If there’s one constant in ranching and farming, it’s that nothing is the same from one day to the next. Things happen that you can’t plan for—like flooding or a big wind storm that takes down a ton of trees. So it’s nice to plan something and have changes that you actually meant to happen.
This guy for starters.
As I mentioned, one of the positive parts of having broken my foot was having time to learn about Angus genetics and breedstock. Based on all that discovery, we purchased a new bull who joined us this month. He is a good looking boy, isn’t he?
We just moved him into a paddock with thirteen cows. Since I got hurt, I’ve been more cautious around them, so I haven’t gotten to know him well yet. Bulls are usually friendlier with cows around, so we’ll see how he shapes up. In any case, it’s great to have a new bull here and a new direction for breeding our Angus.

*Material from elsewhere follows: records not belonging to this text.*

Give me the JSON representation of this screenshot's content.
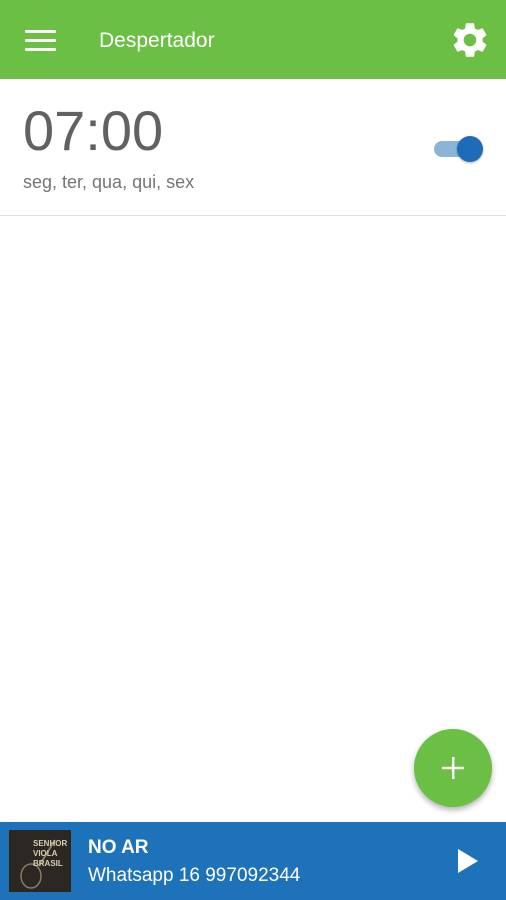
{
  "appbar": {
    "title": "Despertador",
    "menu_icon": "menu-icon",
    "settings_icon": "gear-icon",
    "color": "#6cbf45"
  },
  "alarms": [
    {
      "time": "07:00",
      "days": "seg, ter, qua, qui, sex",
      "enabled": true
    }
  ],
  "fab": {
    "icon": "plus-icon",
    "color": "#6cbf45"
  },
  "player": {
    "title": "NO AR",
    "subtitle": "Whatsapp 16 997092344",
    "cover_text": [
      "SENHOR",
      "VIOLA",
      "BRASIL"
    ],
    "play_icon": "play-icon",
    "color": "#1e72b9"
  },
  "colors": {
    "toggle_on_thumb": "#1e6bb8",
    "toggle_on_track": "#8ab4d8"
  }
}
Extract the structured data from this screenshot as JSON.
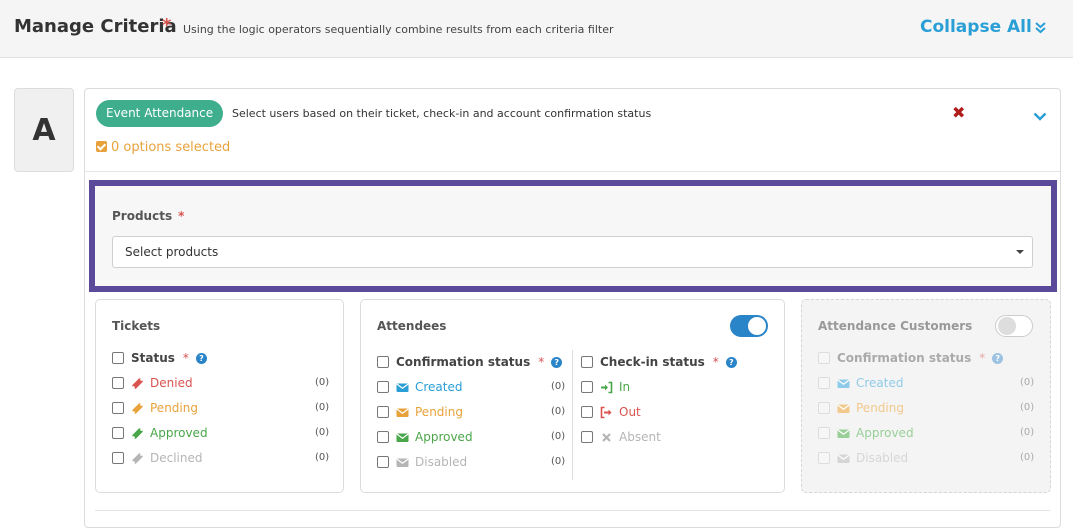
{
  "header": {
    "title": "Manage Criteria",
    "required": "*",
    "subtitle": "Using the logic operators sequentially combine results from each criteria filter",
    "collapse_all": "Collapse All"
  },
  "criteria": {
    "letter": "A",
    "type_label": "Event Attendance",
    "description": "Select users based on their ticket, check-in and account confirmation status",
    "options_selected": "0 options selected"
  },
  "products": {
    "label": "Products",
    "required": "*",
    "placeholder": "Select products"
  },
  "tickets": {
    "title": "Tickets",
    "status_heading": "Status",
    "required": "*",
    "items": [
      {
        "label": "Denied",
        "count": "(0)",
        "color": "#d9534f",
        "icon": "ticket-icon"
      },
      {
        "label": "Pending",
        "count": "(0)",
        "color": "#e8a23c",
        "icon": "ticket-icon"
      },
      {
        "label": "Approved",
        "count": "(0)",
        "color": "#4aa64a",
        "icon": "ticket-icon"
      },
      {
        "label": "Declined",
        "count": "(0)",
        "color": "#b5b5b5",
        "icon": "ticket-icon"
      }
    ]
  },
  "attendees": {
    "title": "Attendees",
    "toggle_on": true,
    "confirmation_heading": "Confirmation status",
    "checkin_heading": "Check-in status",
    "required": "*",
    "confirmation_items": [
      {
        "label": "Created",
        "count": "(0)",
        "color": "#2a9fd6",
        "icon": "envelope-icon"
      },
      {
        "label": "Pending",
        "count": "(0)",
        "color": "#e8a23c",
        "icon": "envelope-icon"
      },
      {
        "label": "Approved",
        "count": "(0)",
        "color": "#4aa64a",
        "icon": "envelope-icon"
      },
      {
        "label": "Disabled",
        "count": "(0)",
        "color": "#b5b5b5",
        "icon": "envelope-icon"
      }
    ],
    "checkin_items": [
      {
        "label": "In",
        "color": "#4aa64a",
        "icon": "sign-in-icon"
      },
      {
        "label": "Out",
        "color": "#d9534f",
        "icon": "sign-out-icon"
      },
      {
        "label": "Absent",
        "color": "#b5b5b5",
        "icon": "times-icon"
      }
    ]
  },
  "attendance_customers": {
    "title": "Attendance Customers",
    "toggle_on": false,
    "confirmation_heading": "Confirmation status",
    "required": "*",
    "items": [
      {
        "label": "Created",
        "count": "(0)",
        "color": "#8fcbe8",
        "icon": "envelope-icon"
      },
      {
        "label": "Pending",
        "count": "(0)",
        "color": "#f2c98c",
        "icon": "envelope-icon"
      },
      {
        "label": "Approved",
        "count": "(0)",
        "color": "#98cf98",
        "icon": "envelope-icon"
      },
      {
        "label": "Disabled",
        "count": "(0)",
        "color": "#d6d6d6",
        "icon": "envelope-icon"
      }
    ]
  }
}
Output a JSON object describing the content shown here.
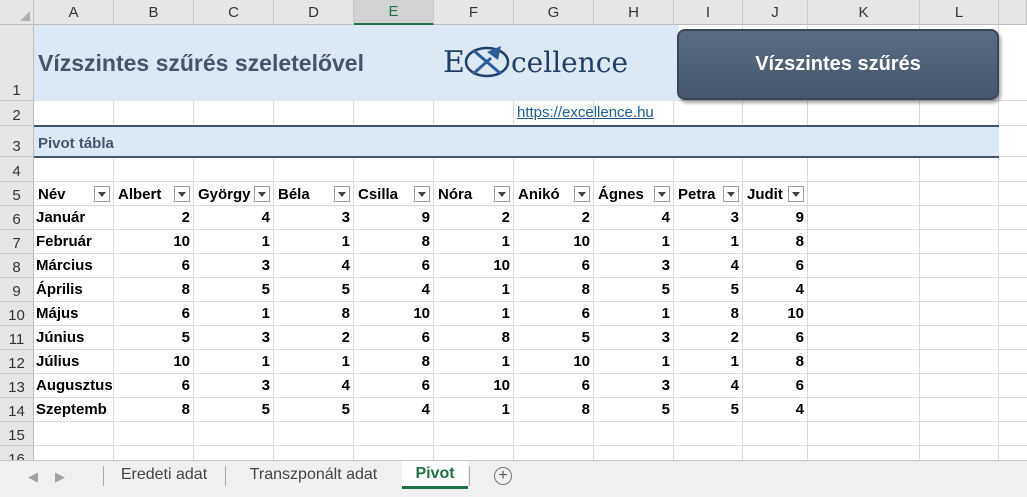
{
  "columns": [
    "A",
    "B",
    "C",
    "D",
    "E",
    "F",
    "G",
    "H",
    "I",
    "J",
    "K",
    "L"
  ],
  "rows": [
    "1",
    "2",
    "3",
    "4",
    "5",
    "6",
    "7",
    "8",
    "9",
    "10",
    "11",
    "12",
    "13",
    "14",
    "15",
    "16"
  ],
  "title": "Vízszintes szűrés szeletelővel",
  "logo": {
    "text": "Excellence"
  },
  "link": "https://excellence.hu",
  "button_label": "Vízszintes szűrés",
  "section_label": "Pivot tábla",
  "pivot": {
    "row_header": "Név",
    "names": [
      "Albert",
      "György",
      "Béla",
      "Csilla",
      "Nóra",
      "Anikó",
      "Ágnes",
      "Petra",
      "Judit"
    ],
    "months": [
      "Január",
      "Február",
      "Március",
      "Április",
      "Május",
      "Június",
      "Július",
      "Augusztus",
      "Szeptemb"
    ],
    "values": [
      [
        2,
        4,
        3,
        9,
        2,
        2,
        4,
        3,
        9
      ],
      [
        10,
        1,
        1,
        8,
        1,
        10,
        1,
        1,
        8
      ],
      [
        6,
        3,
        4,
        6,
        10,
        6,
        3,
        4,
        6
      ],
      [
        8,
        5,
        5,
        4,
        1,
        8,
        5,
        5,
        4
      ],
      [
        6,
        1,
        8,
        10,
        1,
        6,
        1,
        8,
        10
      ],
      [
        5,
        3,
        2,
        6,
        8,
        5,
        3,
        2,
        6
      ],
      [
        10,
        1,
        1,
        8,
        1,
        10,
        1,
        1,
        8
      ],
      [
        6,
        3,
        4,
        6,
        10,
        6,
        3,
        4,
        6
      ],
      [
        8,
        5,
        5,
        4,
        1,
        8,
        5,
        5,
        4
      ]
    ]
  },
  "tabs": [
    "Eredeti adat",
    "Transzponált adat",
    "Pivot"
  ],
  "active_tab": "Pivot",
  "colors": {
    "accent": "#217346",
    "band": "#dde8f5",
    "button": "#4f5f77",
    "title": "#44546a"
  }
}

In the last year, we had a lot of Wagyu bull calves—too many. So now we’re sorting them out to go to a sale in Denver. All of them are under three years old, so we’ll fatten up the six of them and send them off.
In addition, two new cows have joined the herd as well. All Angus are scored on thirty different genetic points. The two cows we got scored in the first percentile in nine of those categories. One of them is the full sister to the top prize bull in the fall bull sale at Vintage Angus Ranch. They’re still small but only about a year old yet. They’ll grow.
Then there’s this.
The biggest change of all is the new piece of hillside property we’re calling Stepaside Farm East. We’ve been feeling the squeeze on our farm for a while, needing more space to put cows out to pasture. Now we’ve got it. The property has an oak grove at the bottom. I’ve been spending most of my time there, figuring out where the wells will go, what kind of fencing it needs, and how much we need to do to start from scratch.
It needs loads of work—just like the farm when we first moved there five years ago. On the road that goes through it, we’ve put down over ninety tons of gravel to get it driveable and ready for winter. There will be about six trips with old metal to recycle, over twenty broken gates, and a lot of rotted fence posts that need to come down. Once it’s cleared, we’ll have a blank slate.
As I walked the land on the north side of the mountain, I discovered a few springs on the property. There’s a huge area about four miles back that’s just beautiful—I want to get cows back there once it’s fenced out. The more I hike it, the more I like it. We’ve had a lot of changes in the last few years, but this one I’m very happy with.